• _WHAT IS EXPECTED_
Your answer should be every line from the records that contains "JSON".

[Website and app data records]
* * * * *
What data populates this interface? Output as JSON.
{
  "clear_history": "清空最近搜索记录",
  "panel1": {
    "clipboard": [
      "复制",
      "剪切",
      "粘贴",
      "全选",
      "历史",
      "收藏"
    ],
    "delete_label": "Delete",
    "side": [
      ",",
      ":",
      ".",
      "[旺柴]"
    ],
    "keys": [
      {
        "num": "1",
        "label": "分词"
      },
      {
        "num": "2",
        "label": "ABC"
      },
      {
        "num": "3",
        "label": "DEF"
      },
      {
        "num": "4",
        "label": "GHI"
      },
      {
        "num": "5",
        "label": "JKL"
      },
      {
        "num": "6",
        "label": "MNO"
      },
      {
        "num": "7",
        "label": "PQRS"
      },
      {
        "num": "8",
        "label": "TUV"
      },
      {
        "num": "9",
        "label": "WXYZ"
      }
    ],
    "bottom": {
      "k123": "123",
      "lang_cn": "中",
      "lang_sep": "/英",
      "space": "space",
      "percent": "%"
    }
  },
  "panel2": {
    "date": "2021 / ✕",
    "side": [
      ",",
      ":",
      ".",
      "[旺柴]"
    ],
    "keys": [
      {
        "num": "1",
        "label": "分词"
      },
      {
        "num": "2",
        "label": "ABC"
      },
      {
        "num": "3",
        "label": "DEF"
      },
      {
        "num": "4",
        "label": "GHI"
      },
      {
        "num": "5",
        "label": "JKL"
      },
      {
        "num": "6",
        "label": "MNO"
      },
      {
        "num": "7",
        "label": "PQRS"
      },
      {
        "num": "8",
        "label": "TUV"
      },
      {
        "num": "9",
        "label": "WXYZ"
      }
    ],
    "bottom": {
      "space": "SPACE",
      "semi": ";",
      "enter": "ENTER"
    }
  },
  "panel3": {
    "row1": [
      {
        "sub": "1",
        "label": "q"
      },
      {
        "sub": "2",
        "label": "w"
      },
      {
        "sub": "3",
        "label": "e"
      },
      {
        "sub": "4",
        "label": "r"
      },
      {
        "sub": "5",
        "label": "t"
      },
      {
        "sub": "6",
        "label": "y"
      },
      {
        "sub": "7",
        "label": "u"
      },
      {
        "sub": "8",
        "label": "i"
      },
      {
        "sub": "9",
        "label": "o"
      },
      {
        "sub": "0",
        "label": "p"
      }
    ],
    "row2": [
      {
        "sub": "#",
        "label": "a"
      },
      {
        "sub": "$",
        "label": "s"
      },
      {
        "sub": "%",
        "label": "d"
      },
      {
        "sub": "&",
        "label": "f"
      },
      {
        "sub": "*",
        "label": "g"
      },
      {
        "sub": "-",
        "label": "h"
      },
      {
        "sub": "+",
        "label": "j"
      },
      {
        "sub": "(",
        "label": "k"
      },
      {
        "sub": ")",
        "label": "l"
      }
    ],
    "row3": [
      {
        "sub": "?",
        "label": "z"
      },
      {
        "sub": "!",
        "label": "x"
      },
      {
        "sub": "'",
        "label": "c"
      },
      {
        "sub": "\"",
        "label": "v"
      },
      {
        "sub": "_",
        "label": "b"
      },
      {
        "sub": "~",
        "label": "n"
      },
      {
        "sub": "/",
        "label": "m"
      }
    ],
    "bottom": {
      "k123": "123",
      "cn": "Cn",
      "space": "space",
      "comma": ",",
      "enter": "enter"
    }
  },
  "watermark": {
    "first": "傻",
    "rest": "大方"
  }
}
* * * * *
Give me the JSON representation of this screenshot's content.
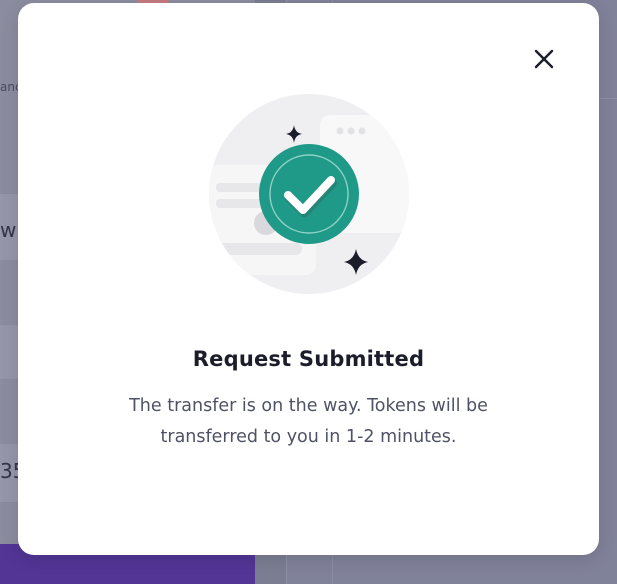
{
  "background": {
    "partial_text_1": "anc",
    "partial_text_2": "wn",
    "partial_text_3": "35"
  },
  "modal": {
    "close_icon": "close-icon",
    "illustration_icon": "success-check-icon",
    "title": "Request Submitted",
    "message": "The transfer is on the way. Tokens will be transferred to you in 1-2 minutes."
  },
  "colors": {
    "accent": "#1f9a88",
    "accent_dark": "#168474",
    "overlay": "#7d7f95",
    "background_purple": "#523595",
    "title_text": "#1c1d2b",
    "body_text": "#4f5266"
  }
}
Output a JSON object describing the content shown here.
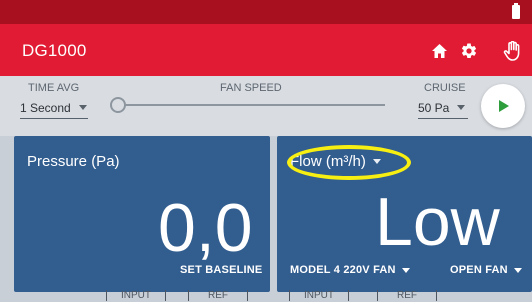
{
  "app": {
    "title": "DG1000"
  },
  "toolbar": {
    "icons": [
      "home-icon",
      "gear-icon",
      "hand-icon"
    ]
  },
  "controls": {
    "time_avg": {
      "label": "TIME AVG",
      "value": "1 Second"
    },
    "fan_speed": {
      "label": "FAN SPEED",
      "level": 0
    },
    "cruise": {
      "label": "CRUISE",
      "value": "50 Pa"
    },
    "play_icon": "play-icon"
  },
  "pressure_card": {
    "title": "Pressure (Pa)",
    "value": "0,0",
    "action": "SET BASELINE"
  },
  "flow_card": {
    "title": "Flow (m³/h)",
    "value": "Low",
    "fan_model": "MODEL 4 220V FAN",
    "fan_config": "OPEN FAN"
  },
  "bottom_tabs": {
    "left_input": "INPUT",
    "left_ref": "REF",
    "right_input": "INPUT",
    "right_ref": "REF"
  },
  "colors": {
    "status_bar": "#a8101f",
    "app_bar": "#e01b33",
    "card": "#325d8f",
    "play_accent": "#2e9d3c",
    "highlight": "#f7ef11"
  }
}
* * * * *
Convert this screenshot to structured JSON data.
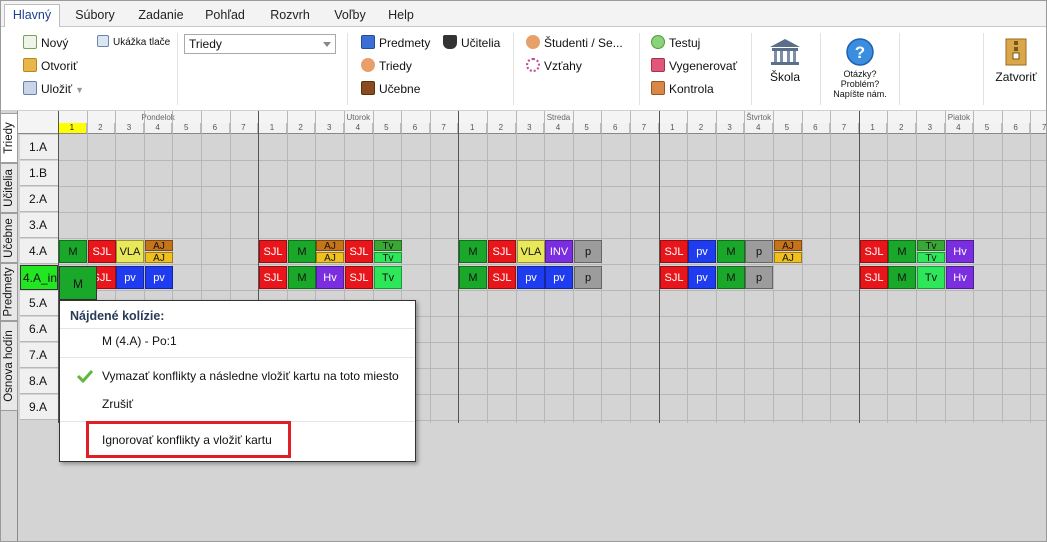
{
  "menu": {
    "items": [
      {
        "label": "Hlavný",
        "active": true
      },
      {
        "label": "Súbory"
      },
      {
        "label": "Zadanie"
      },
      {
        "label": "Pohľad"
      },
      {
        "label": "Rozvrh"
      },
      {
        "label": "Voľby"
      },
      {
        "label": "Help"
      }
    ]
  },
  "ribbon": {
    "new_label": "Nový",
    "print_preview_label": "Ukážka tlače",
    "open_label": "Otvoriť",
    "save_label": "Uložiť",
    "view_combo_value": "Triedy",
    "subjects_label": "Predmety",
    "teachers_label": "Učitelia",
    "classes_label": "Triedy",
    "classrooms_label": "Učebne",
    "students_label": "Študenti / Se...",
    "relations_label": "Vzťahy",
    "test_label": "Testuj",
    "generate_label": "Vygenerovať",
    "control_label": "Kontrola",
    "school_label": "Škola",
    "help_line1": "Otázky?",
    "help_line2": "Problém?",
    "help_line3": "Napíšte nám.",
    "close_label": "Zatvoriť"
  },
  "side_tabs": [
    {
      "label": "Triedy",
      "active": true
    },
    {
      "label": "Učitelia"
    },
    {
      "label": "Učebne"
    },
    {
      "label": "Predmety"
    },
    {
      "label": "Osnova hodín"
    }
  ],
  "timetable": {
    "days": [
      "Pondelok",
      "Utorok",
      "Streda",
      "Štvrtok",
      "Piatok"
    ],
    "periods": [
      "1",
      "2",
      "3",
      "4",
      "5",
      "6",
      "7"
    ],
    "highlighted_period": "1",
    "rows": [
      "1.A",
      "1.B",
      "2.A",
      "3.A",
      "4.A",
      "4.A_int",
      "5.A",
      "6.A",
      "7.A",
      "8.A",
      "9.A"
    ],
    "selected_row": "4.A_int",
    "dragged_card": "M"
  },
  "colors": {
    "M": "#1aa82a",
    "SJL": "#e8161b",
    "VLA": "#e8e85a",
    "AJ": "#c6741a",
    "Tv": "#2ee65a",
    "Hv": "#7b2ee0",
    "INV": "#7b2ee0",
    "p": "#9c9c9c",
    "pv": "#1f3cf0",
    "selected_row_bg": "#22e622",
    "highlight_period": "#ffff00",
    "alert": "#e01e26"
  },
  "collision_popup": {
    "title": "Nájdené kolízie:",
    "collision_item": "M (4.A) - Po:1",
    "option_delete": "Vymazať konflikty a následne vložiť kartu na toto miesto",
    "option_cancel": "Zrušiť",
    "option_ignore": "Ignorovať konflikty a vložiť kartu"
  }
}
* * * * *
• _EXERCISE SOLUTION_
What data populates this interface? Output as JSON.
Give me the JSON representation of this screenshot's content.
Output a JSON object describing the content shown here.
Convert this screenshot to structured JSON data.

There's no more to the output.